A Turkish friend just wrote me that Prime Minister Recep Tayyip Erdogan has sold his soul to the Devil. That implies Erdogan is succeeding on every front, as if by magic. More accurately, however, the trick is that Erdogan’s foreign policy is failing on almost every front but he’s able to convince Turks that the situation is the exact opposite.Let’s examine the list of developments in objective terms:
- —He has made no progress on membership or integration in the European Union. Similarly, his diplomatic efforts to ease relations with neighboring Armenia have borne no fruit.
—Erdogan has thrown away the virtual alliance with Israel without gaining anything materially in the Arabic-speaking world. Although few seem to understand this point, it was not Israel that groveled in accepting Erdogan’s terms but the exact opposite.
The Syrian situation has a lot to do with this, as does–amazingly enough–a bit of U.S. pressure (see below), but also he had a new problem. As an Israeli diplomat explained:
- “Turkish export routes to the east used to go through Syria, to the East and to the Gulf. That’s not possible anymore. Turkish exports are shipped to the port of Haifa, where they’re loaded onto trucks, which cross Israel and then go to Jordan, and then from Jordan, they are shipped to the Gulf and to the East. Israel has now become a [pivotal] point for Turkish exports.”
—Turkey had gained no real influence over the Palestinian Hamas and the Lebanese Hizballah groups on which he has lavished much attention.

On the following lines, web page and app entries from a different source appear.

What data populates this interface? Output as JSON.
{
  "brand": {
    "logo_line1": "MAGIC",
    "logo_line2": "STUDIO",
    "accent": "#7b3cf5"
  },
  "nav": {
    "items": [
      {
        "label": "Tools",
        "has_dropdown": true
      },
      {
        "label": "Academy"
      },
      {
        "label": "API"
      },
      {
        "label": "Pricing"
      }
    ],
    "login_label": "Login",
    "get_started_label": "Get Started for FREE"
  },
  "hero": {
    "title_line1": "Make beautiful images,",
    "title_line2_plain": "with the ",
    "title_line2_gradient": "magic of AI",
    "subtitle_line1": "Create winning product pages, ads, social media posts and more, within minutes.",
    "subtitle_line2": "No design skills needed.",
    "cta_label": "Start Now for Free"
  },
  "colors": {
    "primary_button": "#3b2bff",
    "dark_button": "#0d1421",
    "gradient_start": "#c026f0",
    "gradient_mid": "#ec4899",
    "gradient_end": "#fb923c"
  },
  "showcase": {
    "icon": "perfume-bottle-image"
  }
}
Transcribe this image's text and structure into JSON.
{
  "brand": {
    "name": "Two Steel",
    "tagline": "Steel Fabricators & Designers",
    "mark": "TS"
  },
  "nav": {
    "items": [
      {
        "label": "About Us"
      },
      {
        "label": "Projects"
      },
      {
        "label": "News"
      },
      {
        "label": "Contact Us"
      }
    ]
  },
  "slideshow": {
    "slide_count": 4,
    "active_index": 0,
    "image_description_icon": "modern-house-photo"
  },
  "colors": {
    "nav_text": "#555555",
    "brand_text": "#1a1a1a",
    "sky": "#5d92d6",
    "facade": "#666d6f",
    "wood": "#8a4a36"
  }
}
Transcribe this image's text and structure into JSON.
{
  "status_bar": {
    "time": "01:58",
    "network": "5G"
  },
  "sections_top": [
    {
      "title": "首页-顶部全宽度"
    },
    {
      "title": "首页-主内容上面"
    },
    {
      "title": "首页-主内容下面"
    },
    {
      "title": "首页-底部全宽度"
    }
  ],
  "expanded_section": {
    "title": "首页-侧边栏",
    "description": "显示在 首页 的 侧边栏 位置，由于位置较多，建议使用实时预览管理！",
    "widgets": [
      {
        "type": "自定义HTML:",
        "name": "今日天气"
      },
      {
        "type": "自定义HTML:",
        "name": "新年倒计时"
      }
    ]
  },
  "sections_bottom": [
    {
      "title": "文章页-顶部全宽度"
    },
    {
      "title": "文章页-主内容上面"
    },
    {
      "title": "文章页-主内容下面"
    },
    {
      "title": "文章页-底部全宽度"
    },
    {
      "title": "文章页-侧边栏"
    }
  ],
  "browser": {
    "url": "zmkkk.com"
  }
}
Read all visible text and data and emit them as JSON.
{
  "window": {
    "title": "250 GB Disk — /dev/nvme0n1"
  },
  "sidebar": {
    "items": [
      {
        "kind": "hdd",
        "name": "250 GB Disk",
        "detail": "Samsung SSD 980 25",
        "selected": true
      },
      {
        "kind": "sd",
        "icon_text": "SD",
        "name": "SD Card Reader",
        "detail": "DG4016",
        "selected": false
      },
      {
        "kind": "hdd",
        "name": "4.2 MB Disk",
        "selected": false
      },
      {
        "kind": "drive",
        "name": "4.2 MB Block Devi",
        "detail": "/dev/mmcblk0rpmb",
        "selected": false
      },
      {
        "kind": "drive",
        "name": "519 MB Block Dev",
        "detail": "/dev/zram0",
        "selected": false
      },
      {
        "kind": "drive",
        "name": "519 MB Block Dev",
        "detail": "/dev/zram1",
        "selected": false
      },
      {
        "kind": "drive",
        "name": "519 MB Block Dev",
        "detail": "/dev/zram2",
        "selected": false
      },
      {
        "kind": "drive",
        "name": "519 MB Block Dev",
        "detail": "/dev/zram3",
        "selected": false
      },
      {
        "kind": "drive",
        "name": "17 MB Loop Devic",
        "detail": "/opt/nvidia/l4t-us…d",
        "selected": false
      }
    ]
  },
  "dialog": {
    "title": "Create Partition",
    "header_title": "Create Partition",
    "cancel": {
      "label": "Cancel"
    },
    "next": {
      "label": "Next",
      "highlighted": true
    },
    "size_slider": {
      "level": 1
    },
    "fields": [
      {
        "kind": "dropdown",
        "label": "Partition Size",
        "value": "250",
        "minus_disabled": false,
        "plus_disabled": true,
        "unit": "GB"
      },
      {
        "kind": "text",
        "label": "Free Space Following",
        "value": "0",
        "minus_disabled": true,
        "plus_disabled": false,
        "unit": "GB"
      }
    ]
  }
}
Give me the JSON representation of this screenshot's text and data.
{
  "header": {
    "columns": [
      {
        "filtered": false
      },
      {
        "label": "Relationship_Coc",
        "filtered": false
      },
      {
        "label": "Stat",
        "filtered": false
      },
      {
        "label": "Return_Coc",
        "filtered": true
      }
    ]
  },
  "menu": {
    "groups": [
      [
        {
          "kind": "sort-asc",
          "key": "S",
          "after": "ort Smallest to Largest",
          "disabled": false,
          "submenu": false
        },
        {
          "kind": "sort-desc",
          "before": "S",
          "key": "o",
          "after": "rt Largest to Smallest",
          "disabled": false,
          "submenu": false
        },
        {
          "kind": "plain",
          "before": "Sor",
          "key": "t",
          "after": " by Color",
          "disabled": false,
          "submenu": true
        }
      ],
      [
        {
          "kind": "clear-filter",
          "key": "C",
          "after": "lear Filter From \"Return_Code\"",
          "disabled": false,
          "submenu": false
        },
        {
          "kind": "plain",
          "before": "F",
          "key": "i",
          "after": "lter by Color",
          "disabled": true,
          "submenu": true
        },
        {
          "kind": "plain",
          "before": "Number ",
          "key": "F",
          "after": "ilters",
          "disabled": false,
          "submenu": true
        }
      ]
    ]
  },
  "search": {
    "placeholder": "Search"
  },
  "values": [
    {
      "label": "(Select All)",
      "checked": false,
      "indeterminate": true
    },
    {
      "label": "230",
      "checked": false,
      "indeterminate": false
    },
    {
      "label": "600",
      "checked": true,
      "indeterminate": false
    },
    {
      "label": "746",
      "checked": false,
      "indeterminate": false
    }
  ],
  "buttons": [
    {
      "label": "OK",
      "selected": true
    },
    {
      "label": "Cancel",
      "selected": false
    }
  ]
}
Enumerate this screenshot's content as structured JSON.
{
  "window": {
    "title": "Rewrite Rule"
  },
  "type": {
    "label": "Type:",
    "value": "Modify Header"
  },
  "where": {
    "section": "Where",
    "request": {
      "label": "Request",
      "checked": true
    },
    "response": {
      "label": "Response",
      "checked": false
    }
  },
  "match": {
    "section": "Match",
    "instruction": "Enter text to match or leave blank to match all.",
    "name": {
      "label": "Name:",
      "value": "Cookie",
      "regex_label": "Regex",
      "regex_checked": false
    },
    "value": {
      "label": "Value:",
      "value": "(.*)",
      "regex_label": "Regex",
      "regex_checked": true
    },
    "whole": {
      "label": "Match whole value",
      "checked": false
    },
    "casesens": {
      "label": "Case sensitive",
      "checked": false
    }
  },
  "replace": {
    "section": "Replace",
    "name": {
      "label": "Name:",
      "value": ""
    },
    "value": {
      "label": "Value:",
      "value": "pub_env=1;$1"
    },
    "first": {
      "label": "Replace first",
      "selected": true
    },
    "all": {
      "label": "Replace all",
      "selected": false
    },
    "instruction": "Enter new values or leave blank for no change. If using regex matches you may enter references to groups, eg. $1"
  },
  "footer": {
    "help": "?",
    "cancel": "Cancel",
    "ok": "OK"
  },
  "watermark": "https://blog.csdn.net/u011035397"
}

—In Syria, despite Turkey’s good relations with the dictatorship there, he has backed a rebellion in which he seemingly had great influence. But now Erdogan is clearly having second thoughts, becoming scared that he may have produced a Frankenstein’s monster, a radical Islamist state next door which might cause troubles for Turkey.—And now Turkey is bordered also by not one but two Kurdish “states.”
While he has done well in keeping good relations with the Kurdish-governed district in northern Iraq, its flourishing existence must be worrisome to him, including its effect on Turkey’s own large Kurdish minority. And now there is a much more militant Kurdish statelet in Syria ruled by his old adversaries, the Kurdish Workers’ Party’s local branch. Erdogan does have a plan to deal with Syrian Kurdistan building on the Iraq model: good relations, regional autonomy, and no attacks from there against Turkey. Still, how certain can he be that there won’t be big problems?
—Most important of all, perhaps, is that Erdogan’s attempt to gain wider leadership in the Middle East (called “neo-Ottomanism,” recalling Turkey’s pre-World War One empire in the region) has fallen flat on its face. While Erdogan stresses his Muslim credentials, nobody who speaks Arabic has forgotten that he isn’t one of them.
—And now his love affair with President Barack Obama is on the rocks, at least temporarily. Erdogan’s level of anti-Israel and even antisemitic invective has risen so high and became so obvious that the U.S. government could no …read more